:: What is being asked ::
Collect the lines of the entries where "Registration" shows up.

:: Data for review ::
((

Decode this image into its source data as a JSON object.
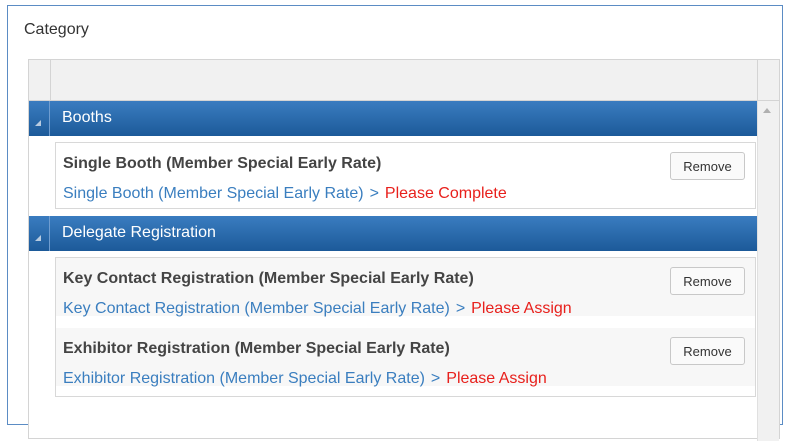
{
  "panel": {
    "title": "Category"
  },
  "groups": [
    {
      "name": "Booths",
      "items": [
        {
          "title": "Single Booth (Member Special Early Rate)",
          "link": "Single Booth (Member Special Early Rate)",
          "separator": ">",
          "status": "Please Complete",
          "button": "Remove"
        }
      ]
    },
    {
      "name": "Delegate Registration",
      "items": [
        {
          "title": "Key Contact Registration (Member Special Early Rate)",
          "link": "Key Contact Registration (Member Special Early Rate)",
          "separator": ">",
          "status": "Please Assign",
          "button": "Remove"
        },
        {
          "title": "Exhibitor Registration (Member Special Early Rate)",
          "link": "Exhibitor Registration (Member Special Early Rate)",
          "separator": ">",
          "status": "Please Assign",
          "button": "Remove"
        }
      ]
    }
  ],
  "colors": {
    "header_blue": "#1c5a99",
    "link_blue": "#3a7ebf",
    "status_red": "#e8201c"
  }
}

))

:: Task answer ::
      "name": "Delegate Registration",
          "title": "Key Contact Registration (Member Special Early Rate)",
          "link": "Key Contact Registration (Member Special Early Rate)",
          "title": "Exhibitor Registration (Member Special Early Rate)",
          "link": "Exhibitor Registration (Member Special Early Rate)",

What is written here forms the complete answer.